This narrative is evident in the writings of Weaver’s wife, Sonia, author of What is Palestine Israel? Answers to Common Questions, a book published by the MCC in 2007. In this book, she writes the following passage:
What are the advantages and disadvantages of [the one-state and two-state solution]? Is a two-state solution still possible?The one-state solution features several distinct advantages. Having one state would allow Palestinian refugees to return to their original homes. In contrast, under many versions of the two-state solution discussed by Palestinians, Israelis and international mediators, Palestinian refugees would be repatriated to the new state of Palestine but would not be allowed to return to their original homes in what is now Israel. The two-state solution, furthermore, does not address the systematic discrimination faced by Palestinian Christians and Muslims inside

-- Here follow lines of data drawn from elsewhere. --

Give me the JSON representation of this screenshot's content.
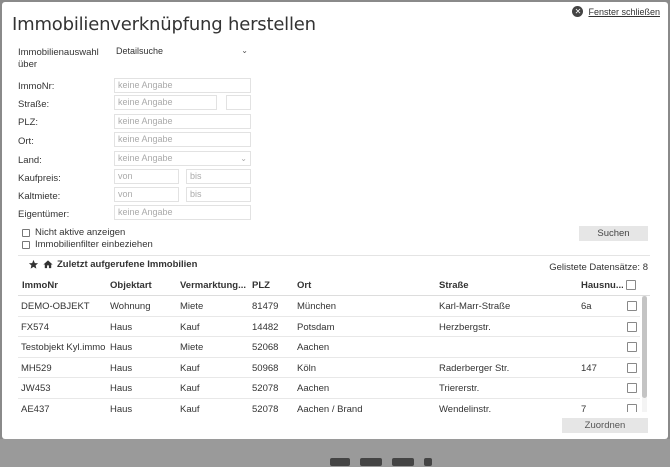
{
  "dialog": {
    "title": "Immobilienverknüpfung herstellen",
    "close_label": "Fenster schließen"
  },
  "form": {
    "selection_label_line1": "Immobilienauswahl",
    "selection_label_line2": "über",
    "selection_value": "Detailsuche",
    "fields": {
      "immonr": {
        "label": "ImmoNr:",
        "placeholder": "keine Angabe"
      },
      "strasse": {
        "label": "Straße:",
        "placeholder": "keine Angabe"
      },
      "plz": {
        "label": "PLZ:",
        "placeholder": "keine Angabe"
      },
      "ort": {
        "label": "Ort:",
        "placeholder": "keine Angabe"
      },
      "land": {
        "label": "Land:",
        "placeholder": "keine Angabe"
      },
      "kaufpreis": {
        "label": "Kaufpreis:",
        "from": "von",
        "to": "bis"
      },
      "kaltmiete": {
        "label": "Kaltmiete:",
        "from": "von",
        "to": "bis"
      },
      "eigentuemer": {
        "label": "Eigentümer:",
        "placeholder": "keine Angabe"
      }
    },
    "checkboxes": {
      "inactive": "Nicht aktive anzeigen",
      "filter": "Immobilienfilter einbeziehen"
    },
    "search_button": "Suchen"
  },
  "results": {
    "heading": "Zuletzt aufgerufene Immobilien",
    "count_label": "Gelistete Datensätze: 8",
    "columns": [
      "ImmoNr",
      "Objektart",
      "Vermarktung...",
      "PLZ",
      "Ort",
      "Straße",
      "Hausnu..."
    ],
    "rows": [
      [
        "DEMO-OBJEKT",
        "Wohnung",
        "Miete",
        "81479",
        "München",
        "Karl-Marr-Straße",
        "6a"
      ],
      [
        "FX574",
        "Haus",
        "Kauf",
        "14482",
        "Potsdam",
        "Herzbergstr.",
        ""
      ],
      [
        "Testobjekt Kyl.immo",
        "Haus",
        "Miete",
        "52068",
        "Aachen",
        "",
        ""
      ],
      [
        "MH529",
        "Haus",
        "Kauf",
        "50968",
        "Köln",
        "Raderberger Str.",
        "147"
      ],
      [
        "JW453",
        "Haus",
        "Kauf",
        "52078",
        "Aachen",
        "Triererstr.",
        ""
      ],
      [
        "AE437",
        "Haus",
        "Kauf",
        "52078",
        "Aachen / Brand",
        "Wendelinstr.",
        "7"
      ]
    ]
  },
  "footer": {
    "assign_button": "Zuordnen"
  }
}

. IsraelProponents of the two-state solution, including the Israelis who favor this outcome, argue that it is pragmatic and realistic. While it might not meet the demands of justice, they say, it is the best to which Palestinians can aspire while simultaneously meeting the need for Israeli security. Other Israelis believe that even a two-state solution is incompatible with Israeli security; they fear that a Palestinian state would inevitably be hostile to and put Israelis at risk. For these Israelis, security means no more than quasi-autonomy for Palestinians. IsraelOther Palestinians and Israelis suggest that ethnically-based states are anachronisms: rather than working for a “Jewish state” or a “Palestinian state,” persons concerned with justice and reconciliation should strive for futures in which national boundaries are transcended.
This passage is emblematic of the MCC’s discriminatory activism regarding the Arab-Israeli conflict that renders Anabaptist pacifism – an important strain of Christian witness – into just another vehicle for anti-Zionism.
First off, Sonia Weaver offers no acknowledgement to the anti-Jewish hostility in Palestinian society that would make life very dangerous for Jews living in a state shared by both peoples. Even Edward Said, a proponent of a one-state solution, acknowledged in a 2000 interview with Ari Shavit that he worried a great deal about the fate of Jews in an Arab-majority state: “It worries me a great deal. The question of what is going to be the fate of the Jews is very difficult for me. I really don’t know. It worries me.”
That MCC workers stood in solidarity with Palestinians did not mean, however, that they inevitably fell prey to the uncritical identification with Palestinian nationalism … While understanding that the forces arrayed against them make Palestinians prone to conspiratorial thinking, Mennonites felt uncomfortable and chagrined by the conspiracy theories, at times reminiscent of classic Western anti-Jewish propaganda, voiced by some of their Palestinian friends. And although MCC established partnerships with proponents of nonviolence, Mennonites in the region understood that few Palestinians (like few Israelis or North Americans) were committed to a principled pacifism. Recognizing these differences between themsevles and many of their Palestinian friends and colleagues, Mennonite volunteers struggled with the question posed by Zebabdeh English teachers Jan Kees den Bakker and Martha Magee, namely, “how to support the Palestinian cause, and at the same time remain opposed to anti-Semitism and violence.”
This passage, published in 1999 demonstrates that the Weavers understood full well that Palestinian society had a problem with anti-Jewish hostility. And while they are too quick to excuse it as a consequence of “the forces arrayed” against the Palestinians, the Weavers understood that it posed a challenge to MCC’s peacemaking efforts. In their subsequent writings, the Weavers have failed to respond explicitly to this challenge, but instead ignore the issue. But they know. They know.
Asking Israeli-Jews (who are surrounded by countries populated by people who hate them) to surrender their sovereign state (as MCC activists have done — in numerous venues) is a deeply discriminatory act.
It is one thing for the MCC’s Anabaptist supporters, who live in the relative safety in the